  • MESSY MONDAY

     

     

  • Cooking fire damages Swan Pond home

    A family of six children and two adults are displaced after a house fire that started in the kitchen of the 2419 Swan Pond home this weekend.

    Nobody was injured, and the family of Rhyanna Frazier was able to find a place to stay for the moment.

    “They went with family,” said Harriman Capt. Matt Hickey.

    The fire department narrative said smoke was visible from the front door and eaves when fire fighters arrived.

    Firefighter Travis May and Lt. John Stringfield made entry through an unlocked front door.

  • No one hurt when SUV rolled into Clinch

    On Monday morning, Kingston Fire Department, with assistance from Roane County Rescue Squad, were called to Ladd Landing to rescue a submerged Ford Escape.

    The vehicle had rolled down the boat ramp and into the frigid water around 6:45 p.m. Sunday.

    Mary Tuck of Oliver Springs told police that she and her husband Mickey were in the vehicle, and both got out at the same time, and the Escape started rolling down the ramp.

  • Trial delayed for mom accused of starving toddler

    Another delay has occurred in the case of the parents accused of starving their 2-year-old son to death.

    Matthew and Amanda Dotson are being tried separately on first-degree murder and aggravated child abuse charges.

    Amanda Dotson’s trial that was scheduled to start on Jan. 16 was recently postponed.

    “Another delay is correct, and it’s because of the DNA testing that the defense is having done,” Assistant District Attorney General Bob Edwards said.

  • It’s Girl Scout Cookie time

    The Girl Scout Council of the Southern Appalachians is now in the next century of a beloved fundraising tradition, with Girl Scouts now taking orders for the 2018 campaign.

    The Girl Scout Cookie Program not only teaches girls essential entrepreneurial skills but also powers amazing experiences for them across the United States.

  • No more chemo

    Addie Moore never let her battle with acute lymphocytic leukemia keep her down and, if possible, she’s even more exuberant because she’s won the war on the disease.

    The Kingston Elementary first grader and her family were joined by friends and loved ones to celebrate “no mo chemo” with the release of 848 balloons at Fort Southwest Point.
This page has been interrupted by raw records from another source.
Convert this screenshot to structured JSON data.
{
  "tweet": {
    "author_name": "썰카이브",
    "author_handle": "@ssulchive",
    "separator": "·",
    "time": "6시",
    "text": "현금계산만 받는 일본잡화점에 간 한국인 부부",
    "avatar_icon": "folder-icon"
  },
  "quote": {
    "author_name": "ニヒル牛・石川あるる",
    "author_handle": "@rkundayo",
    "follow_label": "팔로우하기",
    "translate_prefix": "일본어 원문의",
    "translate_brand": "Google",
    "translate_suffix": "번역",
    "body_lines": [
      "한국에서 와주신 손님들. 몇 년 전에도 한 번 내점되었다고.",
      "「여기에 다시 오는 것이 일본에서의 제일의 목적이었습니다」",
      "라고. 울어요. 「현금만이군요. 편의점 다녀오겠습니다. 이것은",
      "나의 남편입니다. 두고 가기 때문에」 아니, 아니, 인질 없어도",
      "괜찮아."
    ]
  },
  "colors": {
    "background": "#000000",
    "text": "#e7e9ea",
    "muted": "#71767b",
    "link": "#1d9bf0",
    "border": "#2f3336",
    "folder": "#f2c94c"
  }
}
    “That was how long she was in treatment,” said Gena Moore, Addie’s grandmother or “Mimi.”

  • Mess lands woman in jail

    On Dec. 7, Chancellor Frank V. Williams III gave Helen Hayes until Jan. 4 to remove half of the debris off her property. The mess hadn’t changed by that morning, according to Roane County officials.
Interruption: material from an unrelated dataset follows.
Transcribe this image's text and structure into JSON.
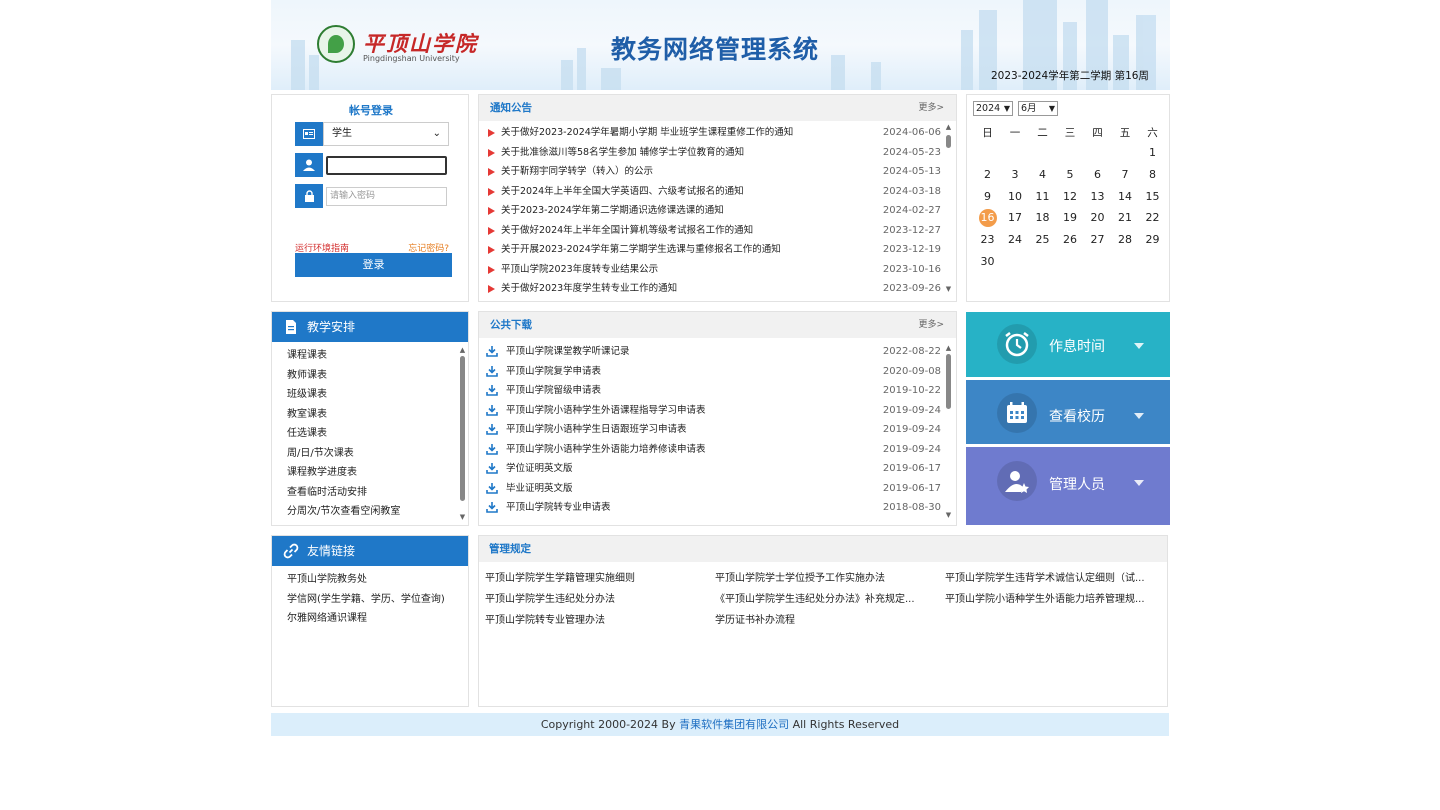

    “Has there been any noticeable difference since we were in court on Dec. 7?” County Attorney Greg Leffew asked Codes Enforcement Official Glen Cofer.

    “No sir,” Cofer responded. “Not that I can tell.”

  • Roads a go, surveys and work at standstill

    The roads the Roane County Commission voted to accept in Pioneer Village Subdivision last August still aren’t being maintained by the county.

    Officials said a survey must be completed before that can happen, but there is a question about who will pay for it.

    Road Superintendent Dennis Ferguson didn’t ask the Commission to take over the roads, so he said he’s not paying for the survey out of his department’s budget.

    “They’ll (the Commission) be the ones that’s doing it if they do it,” Ferguson said.

  • Funds allow Habitat to repair homes for needy

    Roane County Habitat for Humanity is using a generous donation to fund a variety of home repair projects for Roane County residents in need.

    Best known for building small, low-cost homes, Habitat for Humanity is now helping low-income families in Roane County with needed repairs to their homes that they cannot afford themselves.

    The program repairs or replaces roofs, windows, heating and air conditioning units, water heaters, damaged kitchens and bathrooms and potentially other critical repairs.